▶ _Given information_
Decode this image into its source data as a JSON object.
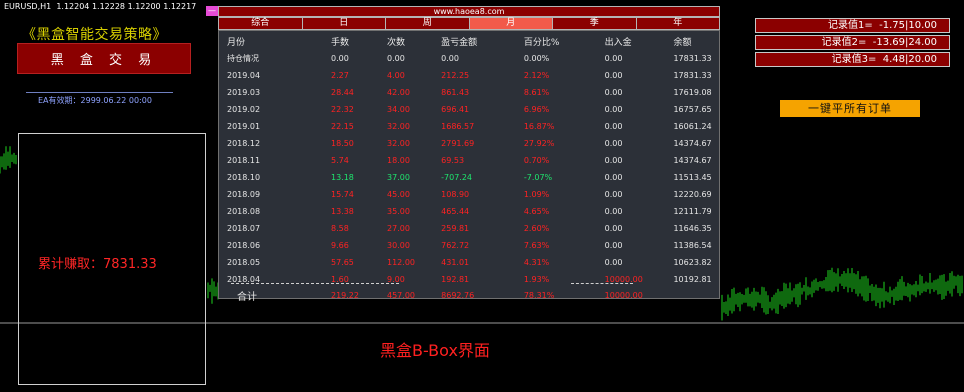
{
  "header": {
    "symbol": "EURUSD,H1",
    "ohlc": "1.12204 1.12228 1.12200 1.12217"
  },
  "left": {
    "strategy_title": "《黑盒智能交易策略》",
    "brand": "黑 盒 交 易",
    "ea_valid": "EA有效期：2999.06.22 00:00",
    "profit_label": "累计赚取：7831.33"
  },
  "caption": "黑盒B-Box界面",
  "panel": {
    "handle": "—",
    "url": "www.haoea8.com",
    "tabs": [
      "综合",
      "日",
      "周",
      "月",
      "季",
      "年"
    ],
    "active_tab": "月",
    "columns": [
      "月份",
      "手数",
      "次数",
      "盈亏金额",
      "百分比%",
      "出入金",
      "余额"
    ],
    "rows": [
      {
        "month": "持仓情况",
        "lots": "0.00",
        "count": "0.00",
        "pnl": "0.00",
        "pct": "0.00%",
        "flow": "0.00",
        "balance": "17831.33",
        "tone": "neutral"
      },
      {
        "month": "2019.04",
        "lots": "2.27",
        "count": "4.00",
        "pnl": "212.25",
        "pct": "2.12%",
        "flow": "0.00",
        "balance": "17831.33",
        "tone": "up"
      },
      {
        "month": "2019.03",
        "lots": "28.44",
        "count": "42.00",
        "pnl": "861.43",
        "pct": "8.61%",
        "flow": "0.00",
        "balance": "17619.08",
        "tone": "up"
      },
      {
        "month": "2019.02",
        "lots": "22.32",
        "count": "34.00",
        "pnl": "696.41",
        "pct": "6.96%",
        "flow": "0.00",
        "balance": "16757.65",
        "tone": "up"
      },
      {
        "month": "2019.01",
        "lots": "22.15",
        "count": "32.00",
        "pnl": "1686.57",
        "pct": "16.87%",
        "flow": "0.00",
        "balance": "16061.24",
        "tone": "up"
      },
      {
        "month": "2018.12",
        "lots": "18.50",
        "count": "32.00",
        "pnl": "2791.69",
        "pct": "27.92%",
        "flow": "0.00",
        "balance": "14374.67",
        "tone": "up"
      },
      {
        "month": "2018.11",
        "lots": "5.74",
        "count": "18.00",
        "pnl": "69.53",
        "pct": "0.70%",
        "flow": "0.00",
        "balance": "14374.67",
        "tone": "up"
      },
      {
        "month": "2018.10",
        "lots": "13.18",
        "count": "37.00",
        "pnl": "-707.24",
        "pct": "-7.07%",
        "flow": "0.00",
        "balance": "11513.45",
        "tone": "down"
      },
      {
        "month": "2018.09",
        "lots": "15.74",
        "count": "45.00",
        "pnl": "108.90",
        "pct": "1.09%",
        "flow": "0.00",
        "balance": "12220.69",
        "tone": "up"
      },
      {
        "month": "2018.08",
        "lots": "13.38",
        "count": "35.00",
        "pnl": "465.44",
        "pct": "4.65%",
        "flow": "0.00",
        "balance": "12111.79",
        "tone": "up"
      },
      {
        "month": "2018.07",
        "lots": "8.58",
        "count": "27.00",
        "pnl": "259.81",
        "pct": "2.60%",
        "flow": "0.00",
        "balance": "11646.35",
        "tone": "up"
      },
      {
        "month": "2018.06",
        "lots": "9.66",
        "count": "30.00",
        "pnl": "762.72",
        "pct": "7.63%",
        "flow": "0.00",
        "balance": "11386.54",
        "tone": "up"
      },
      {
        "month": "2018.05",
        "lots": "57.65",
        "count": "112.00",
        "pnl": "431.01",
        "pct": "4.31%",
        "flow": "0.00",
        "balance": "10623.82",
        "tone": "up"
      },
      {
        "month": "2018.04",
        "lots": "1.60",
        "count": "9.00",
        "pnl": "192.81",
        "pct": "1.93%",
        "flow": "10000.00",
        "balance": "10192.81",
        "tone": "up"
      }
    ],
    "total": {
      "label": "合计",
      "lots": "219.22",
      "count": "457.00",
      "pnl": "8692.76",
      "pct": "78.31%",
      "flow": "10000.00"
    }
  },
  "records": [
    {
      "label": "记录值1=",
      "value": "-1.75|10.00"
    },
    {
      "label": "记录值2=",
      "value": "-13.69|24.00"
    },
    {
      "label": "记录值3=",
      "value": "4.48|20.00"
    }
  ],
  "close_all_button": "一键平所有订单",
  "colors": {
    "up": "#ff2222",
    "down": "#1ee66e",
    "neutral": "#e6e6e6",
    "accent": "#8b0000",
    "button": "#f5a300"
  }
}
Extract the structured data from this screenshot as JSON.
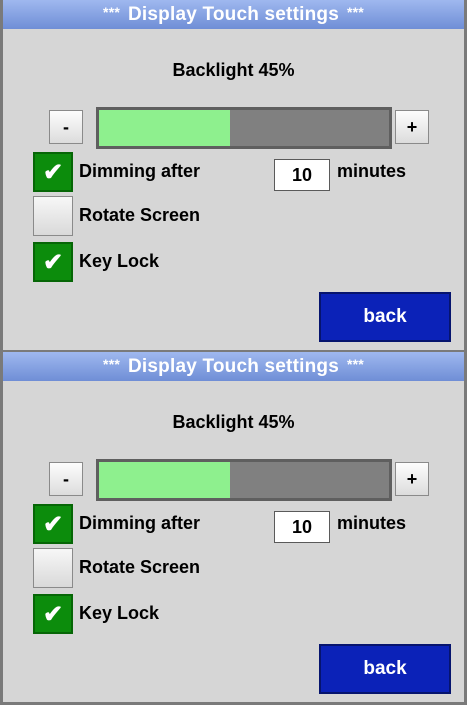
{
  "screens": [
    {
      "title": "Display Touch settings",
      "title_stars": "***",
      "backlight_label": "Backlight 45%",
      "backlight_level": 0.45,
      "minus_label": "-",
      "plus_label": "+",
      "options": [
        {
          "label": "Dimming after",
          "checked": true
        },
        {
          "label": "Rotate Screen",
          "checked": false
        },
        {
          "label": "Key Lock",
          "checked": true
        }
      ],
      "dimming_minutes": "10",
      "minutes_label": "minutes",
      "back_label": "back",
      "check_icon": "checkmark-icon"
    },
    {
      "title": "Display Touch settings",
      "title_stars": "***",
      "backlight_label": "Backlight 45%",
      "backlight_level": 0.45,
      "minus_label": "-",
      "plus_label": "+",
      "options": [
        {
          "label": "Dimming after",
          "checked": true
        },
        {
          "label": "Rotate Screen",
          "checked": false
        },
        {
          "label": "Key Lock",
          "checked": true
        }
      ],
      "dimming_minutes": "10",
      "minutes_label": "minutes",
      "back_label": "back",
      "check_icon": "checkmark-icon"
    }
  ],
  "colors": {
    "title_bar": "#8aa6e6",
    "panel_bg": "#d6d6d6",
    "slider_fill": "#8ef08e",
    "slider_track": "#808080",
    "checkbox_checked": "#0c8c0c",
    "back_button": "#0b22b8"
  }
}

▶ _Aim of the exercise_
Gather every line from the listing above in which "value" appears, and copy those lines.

▶ _Result for this task_
      "value": "-1.75|10.00"
      "value": "-13.69|24.00"
      "value": "4.48|20.00"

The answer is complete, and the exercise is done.